Author: Susan Chandler,Jill B. Jones
Publisher: Cornell University Press
Category: Business & Economics
Based on extended interviews with maids, cocktail waitresses, cooks, laundry workers, dealers, pit bosses, and vice presidents, Casino Women is a pioneering look at the female face of corporate gaming.
Sports Wagering in American Life
Author: Richard O. Davies,Richard G. Abram
Publisher: Ohio State University Press
A study of gambling, particularly sports gambling, and how it has thrived in American culture. According to Davies and Abram, the culture of betting results from two complementary influences in American society: risk-taking and speculation. This is the first effort by academic writers to describe and interpret the history of sports wagering in the United States. Although many books have been written about 3how to bet and win, 4 Betting the Line presents a serious history of this popular activity in Colonial and Civil War eras to today, from early betting on horse racing and baseball to the modern venues of basketball and football. By considering topics as diverse as the business of a bookie, the expansion of legalized gambling, and the increase in popularity of televised sports, the authors offer readers an insightful look into a practice that has become commonplace in American popular culture. In a mere seventy years, the number of states where gambling is legal jumped from one to forty-eight. Yet Nevada remains the only state where sports betting is legal. This book challenges many long-standing myths and stereotypes that revolve around the enterprise, arguing that sports gambling is reflective of the American free enterprise culture.

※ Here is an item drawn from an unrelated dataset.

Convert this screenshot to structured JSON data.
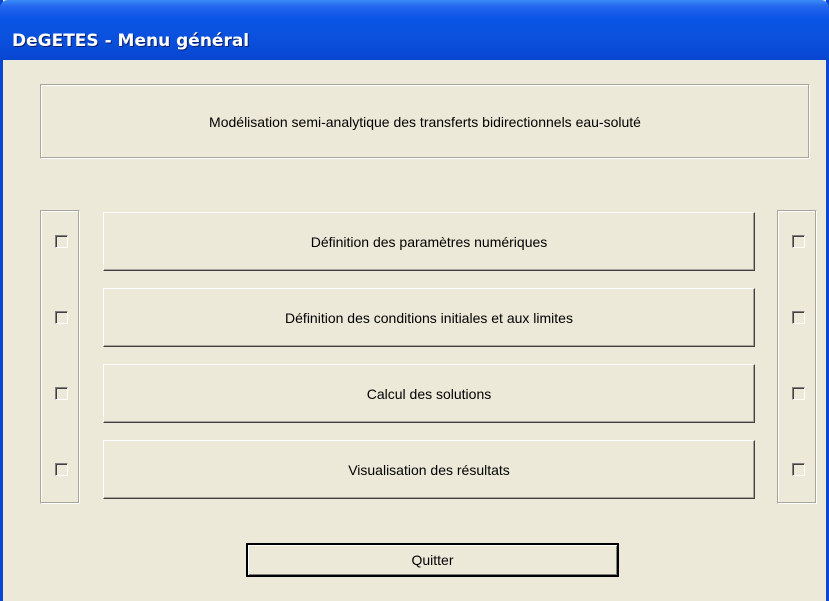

Author: George H. Devol
Publisher: Applewood Books
Category: Biography & Autobiography
George H. Devol was the greatest riverboat gambler in the history of the Mississippi. Born in Ohio in 1829, he ran away from home and worked as a cabin boy at age ten. At fourteen he could stack a deck of cards. Over the years, he bilked soldiers, paymasters, cotton buyers, thieves, and businessmen alike. He fought more fights than anyone, and was never beaten. This is his story. Nobody was ever bored by it.

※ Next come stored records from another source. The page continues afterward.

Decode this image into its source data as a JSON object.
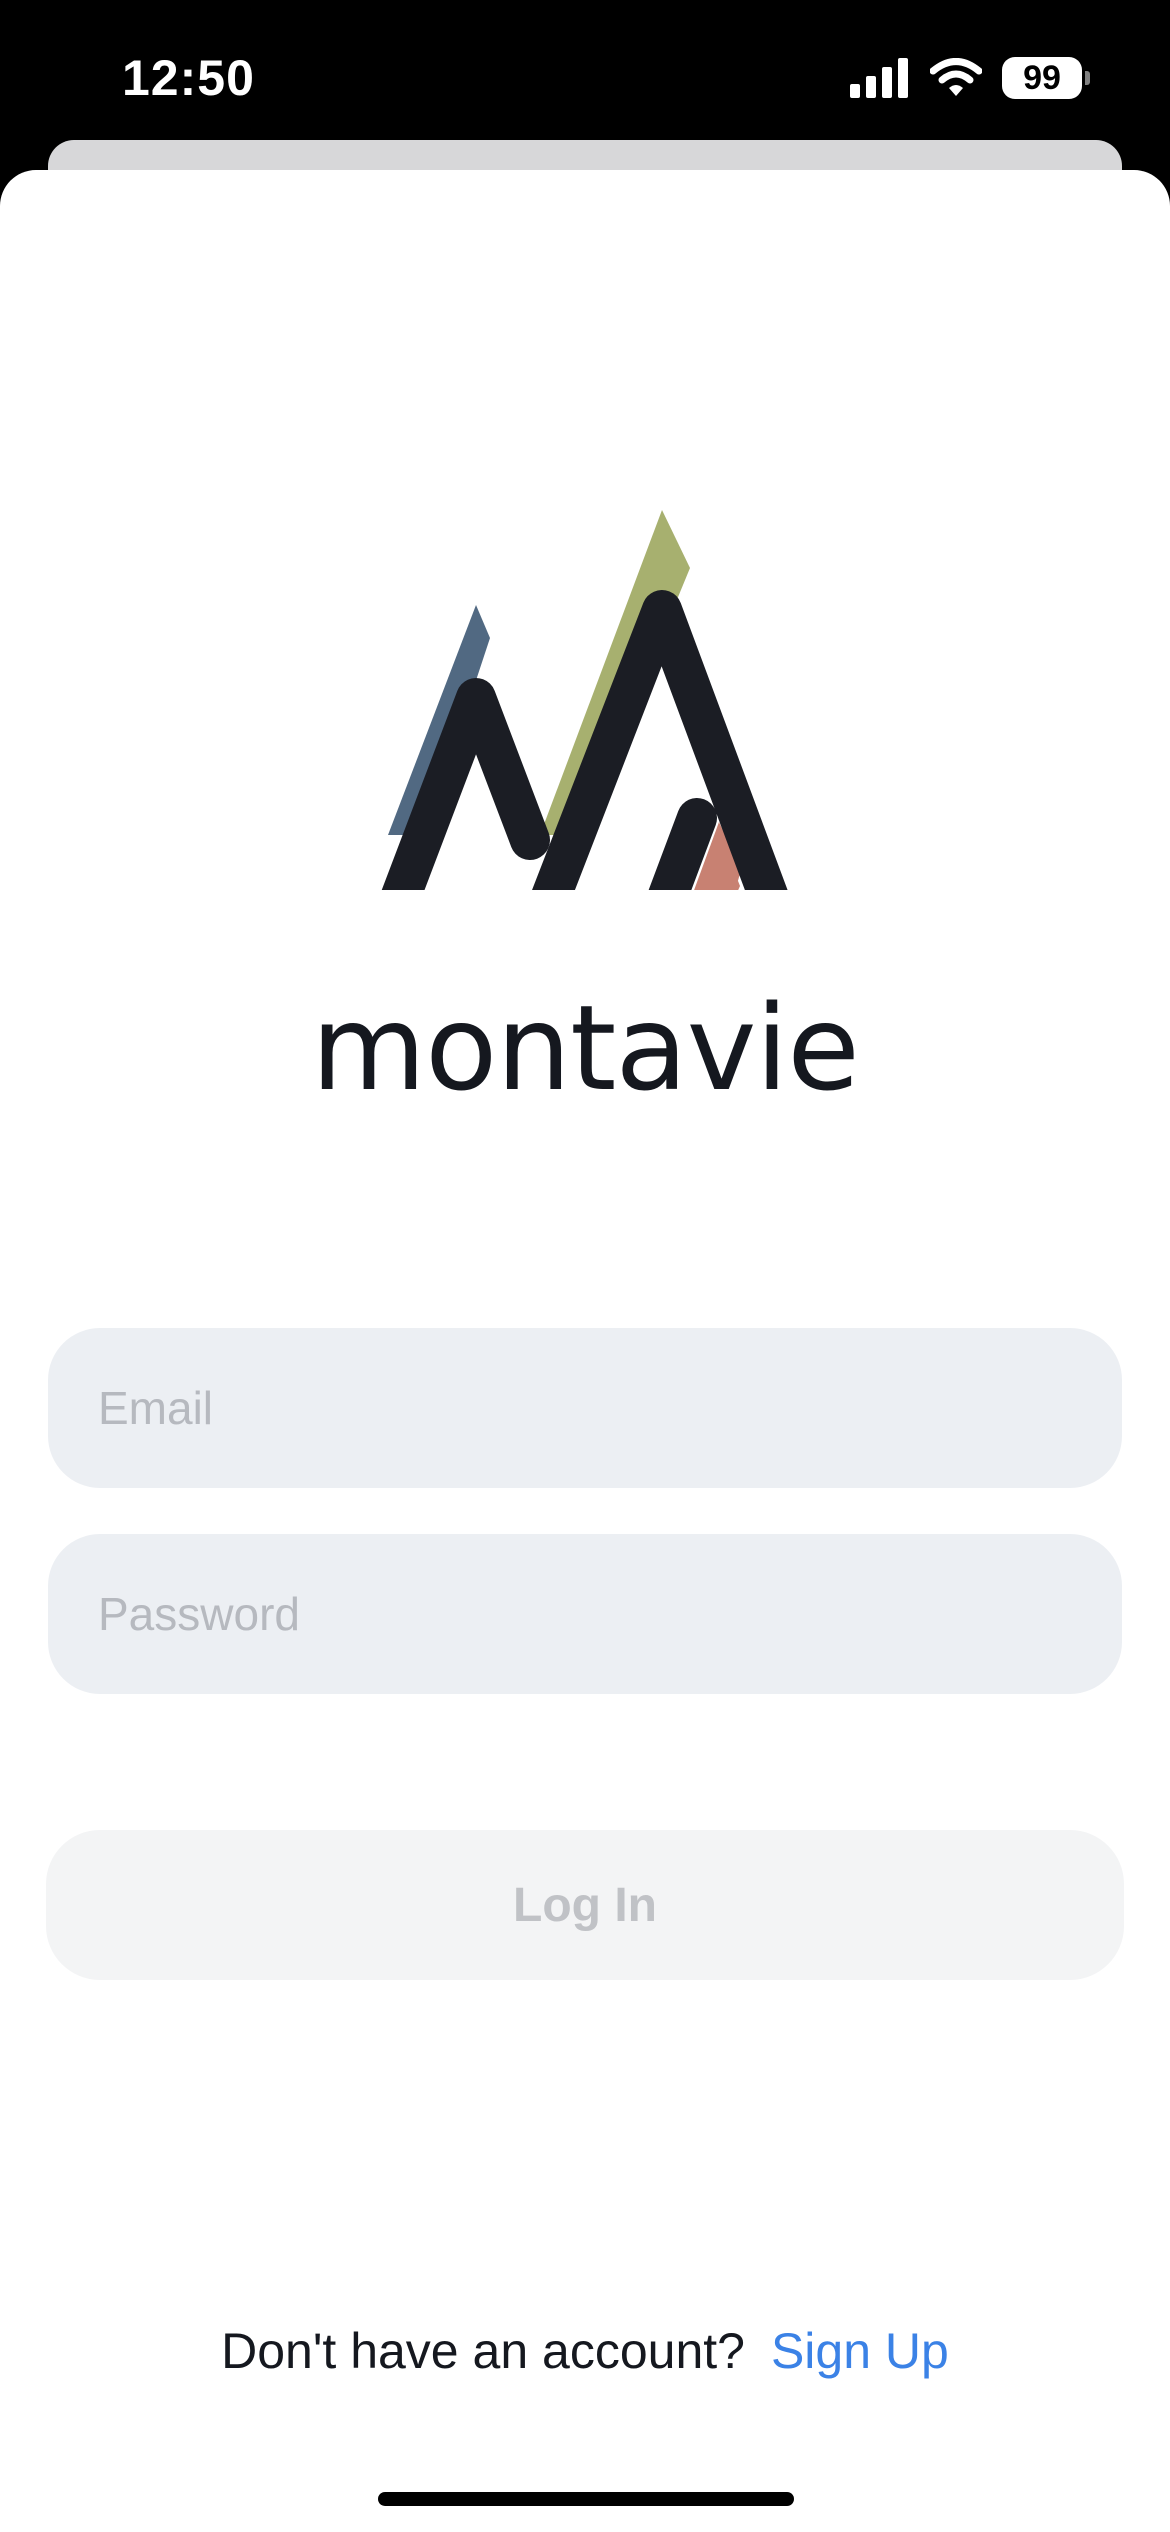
{
  "status_bar": {
    "time": "12:50",
    "battery_level": "99",
    "icons": [
      "signal-icon",
      "wifi-icon",
      "battery-icon"
    ]
  },
  "brand": {
    "name": "montavie",
    "colors": {
      "outline": "#1b1d24",
      "left_peak": "#516982",
      "middle_peak": "#a7b06f",
      "right_peak": "#c88172"
    }
  },
  "form": {
    "email_placeholder": "Email",
    "email_value": "",
    "password_placeholder": "Password",
    "password_value": "",
    "login_label": "Log In"
  },
  "footer": {
    "prompt": "Don't have an account?",
    "signup_label": "Sign Up",
    "link_color": "#3b82e6"
  }
}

Author: Hamid Wahed Alikuzai
Publisher: Trafford Publishing
For 35,000 years ancient Afghanistan was called Aryana (the Light of God) has existed. Then in 747 AD what is today called Afghanistan became Khorasan (which means Sunrise in Dari) which was a much larger geographical area. In the middle of the nineteenth century the name Afghanistan, which means home of the united tribes, was applied originally by the Saxons (present day British) and the Russians. During the Great Games in the middle of nineteenth century, the Durand Line was created in 1893 and was in place until 1993. Saxons created the state of Afghanistan out of a geographical area roughly the size of Texas: in 1893 before which there were 10 million square kilometers, larger than the size of Canada, as means to act as a buffer zone between the Saxon-India & Tsarist-Russia and the Chinese.
Luck in America

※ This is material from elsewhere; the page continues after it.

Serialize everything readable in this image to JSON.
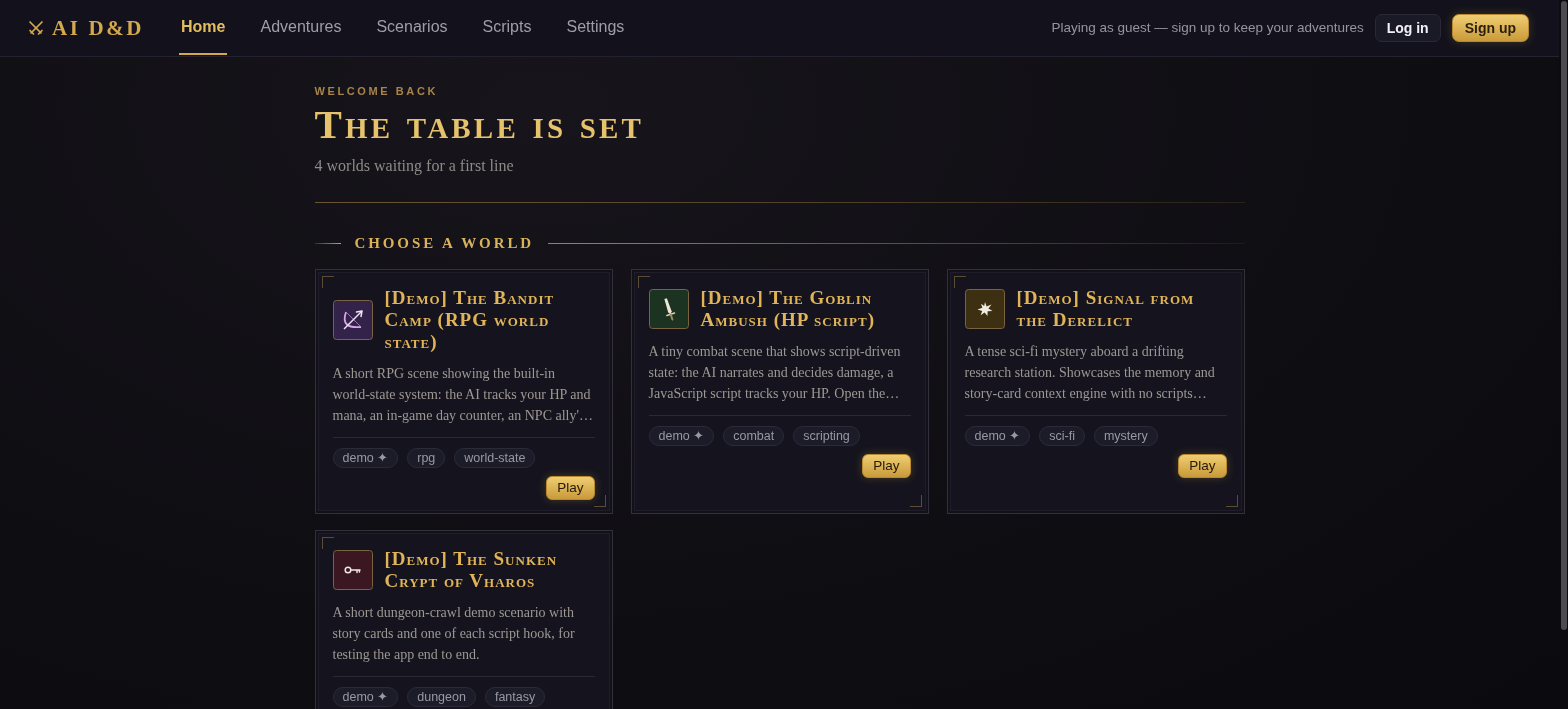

Author: Jackson Lears
Category: Social Science
Jackson Lears has won accolades for his skill in identifying the rich and unexpected layers of meaning beneath the familiar and mundane in our lives. Now, he challenges the conventional wisdom that the Protestant ethic of perseverance, industry, and disciplined achievement is what made America great. Turning to the deep, seldom acknowledged reverence for luck that runs through our entire history from colonial times to the early twenty-first century, Lears traces how luck, chance, and gambling have shaped and, at times, defined our national character.